[Data for this task Boundary: Start]

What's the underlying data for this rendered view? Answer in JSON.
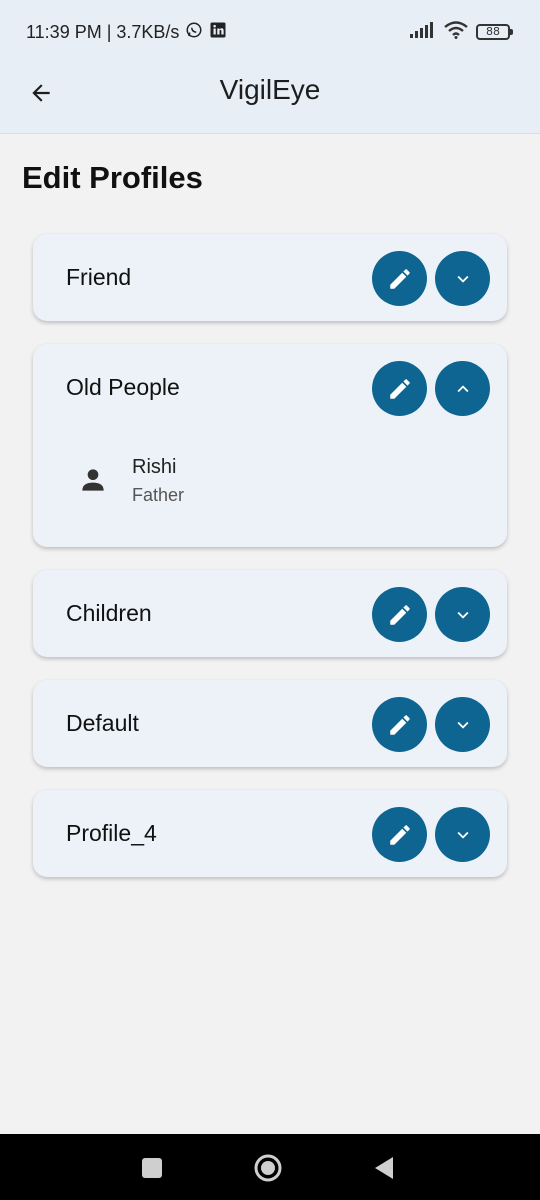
{
  "status_bar": {
    "time_speed": "11:39 PM | 3.7KB/s",
    "battery": "88",
    "icons": [
      "whatsapp-icon",
      "linkedin-icon",
      "signal-icon",
      "wifi-icon",
      "battery-icon"
    ]
  },
  "app_bar": {
    "title": "VigilEye",
    "back_icon": "arrow-left-icon"
  },
  "page": {
    "title": "Edit Profiles"
  },
  "profiles": [
    {
      "name": "Friend",
      "expanded": false
    },
    {
      "name": "Old People",
      "expanded": true,
      "members": [
        {
          "name": "Rishi",
          "relation": "Father"
        }
      ]
    },
    {
      "name": "Children",
      "expanded": false
    },
    {
      "name": "Default",
      "expanded": false
    },
    {
      "name": "Profile_4",
      "expanded": false
    }
  ],
  "colors": {
    "accent": "#0f6592",
    "card_bg": "#edf2f8",
    "topbar_bg": "#e7eef6",
    "page_bg": "#f2f2f2"
  },
  "nav_bar": {
    "icons": [
      "recents-square-icon",
      "home-circle-icon",
      "back-triangle-icon"
    ]
  }
}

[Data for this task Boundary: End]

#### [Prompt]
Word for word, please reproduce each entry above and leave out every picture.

#### [Written solution]
What's the underlying data for this rendered view? Answer in JSON.
{
  "status_bar": {
    "time_speed": "11:39 PM | 3.7KB/s",
    "battery": "88",
    "icons": [
      "whatsapp-icon",
      "linkedin-icon",
      "signal-icon",
      "wifi-icon",
      "battery-icon"
    ]
  },
  "app_bar": {
    "title": "VigilEye",
    "back_icon": "arrow-left-icon"
  },
  "page": {
    "title": "Edit Profiles"
  },
  "profiles": [
    {
      "name": "Friend",
      "expanded": false
    },
    {
      "name": "Old People",
      "expanded": true,
      "members": [
        {
          "name": "Rishi",
          "relation": "Father"
        }
      ]
    },
    {
      "name": "Children",
      "expanded": false
    },
    {
      "name": "Default",
      "expanded": false
    },
    {
      "name": "Profile_4",
      "expanded": false
    }
  ],
  "colors": {
    "accent": "#0f6592",
    "card_bg": "#edf2f8",
    "topbar_bg": "#e7eef6",
    "page_bg": "#f2f2f2"
  },
  "nav_bar": {
    "icons": [
      "recents-square-icon",
      "home-circle-icon",
      "back-triangle-icon"
    ]
  }
}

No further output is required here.